Naufel Vilcassim

Naufel Vilcassim

Academic Advisor

Professor Naufel Vilcassim is Professor of Marketing and Head of Department of the Department    of Management, London School of Economics. Naufel’s expertise is business performance among  growth- orientated micro-entrepreneurs in Africa. Naufel s an expert on the use of economic theory and econometric techniques to analyse substantive marketing problems. He has focused his research on problems in the areas of the marketing mix, competitive interactions and market structure, pricing and price promotion, marketing channels, measurement of market response to investments in advertising and other marketing mix elements, and household choice behavior. He has published extensively in leading research  journals. He was previously Deputy Dean (Faculty) at London Business School.

Rajesh Chandy

Rajesh Chandy

Academic Advisor

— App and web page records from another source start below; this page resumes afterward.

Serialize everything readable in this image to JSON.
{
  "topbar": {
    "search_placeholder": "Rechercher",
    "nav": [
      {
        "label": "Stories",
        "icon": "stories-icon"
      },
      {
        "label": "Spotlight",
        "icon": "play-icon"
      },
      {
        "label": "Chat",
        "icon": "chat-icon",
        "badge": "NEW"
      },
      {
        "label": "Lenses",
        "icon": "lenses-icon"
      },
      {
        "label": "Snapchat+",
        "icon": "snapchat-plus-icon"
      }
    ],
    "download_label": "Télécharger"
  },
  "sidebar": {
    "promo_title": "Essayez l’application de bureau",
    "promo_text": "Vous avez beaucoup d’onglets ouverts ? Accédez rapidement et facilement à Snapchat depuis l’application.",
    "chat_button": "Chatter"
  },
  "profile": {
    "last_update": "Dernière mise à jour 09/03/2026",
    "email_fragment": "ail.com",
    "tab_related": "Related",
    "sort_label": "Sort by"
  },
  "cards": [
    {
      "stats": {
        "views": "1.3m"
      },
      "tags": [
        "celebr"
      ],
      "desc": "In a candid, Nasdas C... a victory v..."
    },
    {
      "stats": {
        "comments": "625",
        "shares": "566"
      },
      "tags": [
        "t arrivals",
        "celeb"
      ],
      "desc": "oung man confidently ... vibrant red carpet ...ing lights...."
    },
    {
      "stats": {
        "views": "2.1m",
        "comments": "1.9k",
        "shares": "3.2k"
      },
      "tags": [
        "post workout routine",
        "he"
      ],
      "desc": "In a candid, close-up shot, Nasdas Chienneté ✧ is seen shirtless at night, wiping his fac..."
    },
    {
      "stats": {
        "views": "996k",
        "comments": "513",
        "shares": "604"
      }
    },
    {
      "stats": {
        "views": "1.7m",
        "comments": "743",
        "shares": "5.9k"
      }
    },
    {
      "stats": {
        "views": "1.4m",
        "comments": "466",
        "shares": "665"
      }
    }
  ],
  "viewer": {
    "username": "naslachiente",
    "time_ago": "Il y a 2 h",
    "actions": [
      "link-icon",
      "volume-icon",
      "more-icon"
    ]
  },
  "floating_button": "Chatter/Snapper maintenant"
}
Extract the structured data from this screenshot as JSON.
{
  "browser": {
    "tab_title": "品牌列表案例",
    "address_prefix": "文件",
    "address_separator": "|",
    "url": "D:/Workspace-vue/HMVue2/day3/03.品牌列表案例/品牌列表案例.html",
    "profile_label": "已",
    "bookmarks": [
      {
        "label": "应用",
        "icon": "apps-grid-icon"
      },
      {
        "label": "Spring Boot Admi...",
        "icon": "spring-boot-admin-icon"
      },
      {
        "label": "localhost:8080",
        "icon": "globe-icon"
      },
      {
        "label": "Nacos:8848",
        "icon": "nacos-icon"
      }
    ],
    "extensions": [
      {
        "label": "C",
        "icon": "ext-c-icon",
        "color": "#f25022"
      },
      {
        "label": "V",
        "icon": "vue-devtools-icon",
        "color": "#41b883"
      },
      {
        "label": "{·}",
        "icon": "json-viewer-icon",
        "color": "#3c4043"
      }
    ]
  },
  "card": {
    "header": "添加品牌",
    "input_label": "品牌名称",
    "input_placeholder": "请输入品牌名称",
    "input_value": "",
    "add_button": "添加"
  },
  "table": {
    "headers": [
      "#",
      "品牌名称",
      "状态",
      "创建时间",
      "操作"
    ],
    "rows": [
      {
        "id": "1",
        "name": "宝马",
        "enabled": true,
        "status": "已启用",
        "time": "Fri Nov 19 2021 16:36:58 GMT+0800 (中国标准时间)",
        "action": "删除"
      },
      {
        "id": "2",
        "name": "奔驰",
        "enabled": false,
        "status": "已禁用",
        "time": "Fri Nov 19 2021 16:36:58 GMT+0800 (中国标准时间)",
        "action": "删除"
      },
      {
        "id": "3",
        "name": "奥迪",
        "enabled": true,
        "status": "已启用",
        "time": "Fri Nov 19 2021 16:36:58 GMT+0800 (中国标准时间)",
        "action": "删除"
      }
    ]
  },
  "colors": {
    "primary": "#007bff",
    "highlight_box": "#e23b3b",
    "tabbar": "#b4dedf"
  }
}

Professor Rajesh Chandy is Professor of Marketing and the Tony and Maureen Wheeler Chair in Entrepreneurship at London Business School, where he is also the Academic Director of the Wheeler Institute for Business and Development. Rajesh’s current research lies at the intersection of business and development. His recent projects have covered the impact of business skills among micro-entrepreneurs in South Africa, novel financing approaches in Ghana, property rights in slums in Egypt, innovation among farmers in India, highways and private education expenditures in India, and using big data for development outcomes.

Pradeep Chintagunta

Pradeep Chintagunta

Academic Advisor

Professor Pradeep Chintagunta is Joseph T. and Bernice S. Lewis Distinguished Service Professor of Marketing at the University of Chicago, Booth School of Business. Pradeep is interested in empirically studying consumer, agent and firm behavior. He has studied packaged goods, pharmaceutical, technology and online markets to answer questions related to pricing, advertising and channels of distribution. More recently, he has started working in “development marketing” – studying the role of marketing in economic development. “I am interested in studying how marketing practices can impact small businesses and entrepreneurial enterprises in emerging economies and how we can leverage marketing knowledge to improve health outcomes.”